**Records shown:**
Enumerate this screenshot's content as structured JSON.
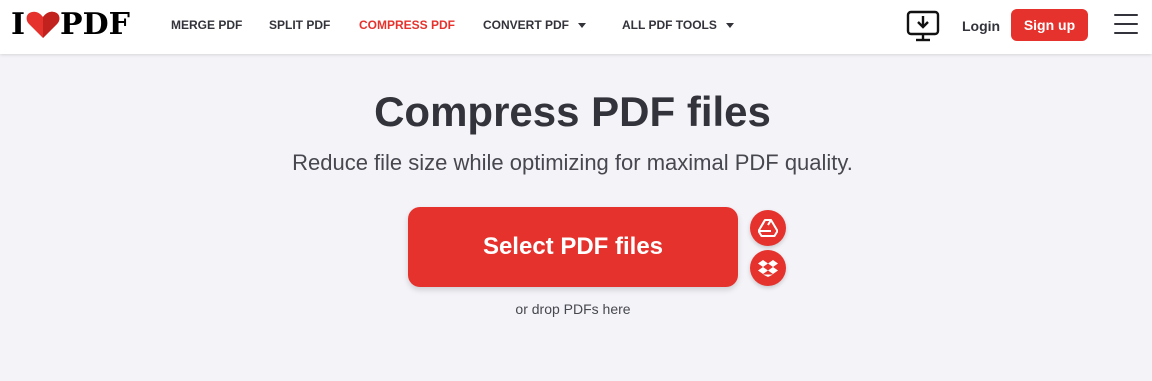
{
  "logo": {
    "prefix": "I",
    "suffix": "PDF",
    "heart_color": "#e5322d"
  },
  "nav": {
    "merge": "MERGE PDF",
    "split": "SPLIT PDF",
    "compress": "COMPRESS PDF",
    "convert": "CONVERT PDF",
    "all_tools": "ALL PDF TOOLS"
  },
  "header_actions": {
    "desktop_icon": "desktop-download-icon",
    "login": "Login",
    "signup": "Sign up",
    "menu_icon": "hamburger-menu-icon"
  },
  "main": {
    "title": "Compress PDF files",
    "subtitle": "Reduce file size while optimizing for maximal PDF quality.",
    "select_button": "Select PDF files",
    "drop_hint": "or drop PDFs here",
    "cloud_sources": [
      "google-drive-icon",
      "dropbox-icon"
    ]
  },
  "colors": {
    "brand": "#e5322d",
    "background": "#f4f3f8",
    "text": "#33333b"
  }
}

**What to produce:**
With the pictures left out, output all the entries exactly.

**Solution below:**
Enumerate this screenshot's content as structured JSON.
{
  "logo": {
    "prefix": "I",
    "suffix": "PDF",
    "heart_color": "#e5322d"
  },
  "nav": {
    "merge": "MERGE PDF",
    "split": "SPLIT PDF",
    "compress": "COMPRESS PDF",
    "convert": "CONVERT PDF",
    "all_tools": "ALL PDF TOOLS"
  },
  "header_actions": {
    "desktop_icon": "desktop-download-icon",
    "login": "Login",
    "signup": "Sign up",
    "menu_icon": "hamburger-menu-icon"
  },
  "main": {
    "title": "Compress PDF files",
    "subtitle": "Reduce file size while optimizing for maximal PDF quality.",
    "select_button": "Select PDF files",
    "drop_hint": "or drop PDFs here",
    "cloud_sources": [
      "google-drive-icon",
      "dropbox-icon"
    ]
  },
  "colors": {
    "brand": "#e5322d",
    "background": "#f4f3f8",
    "text": "#33333b"
  }
}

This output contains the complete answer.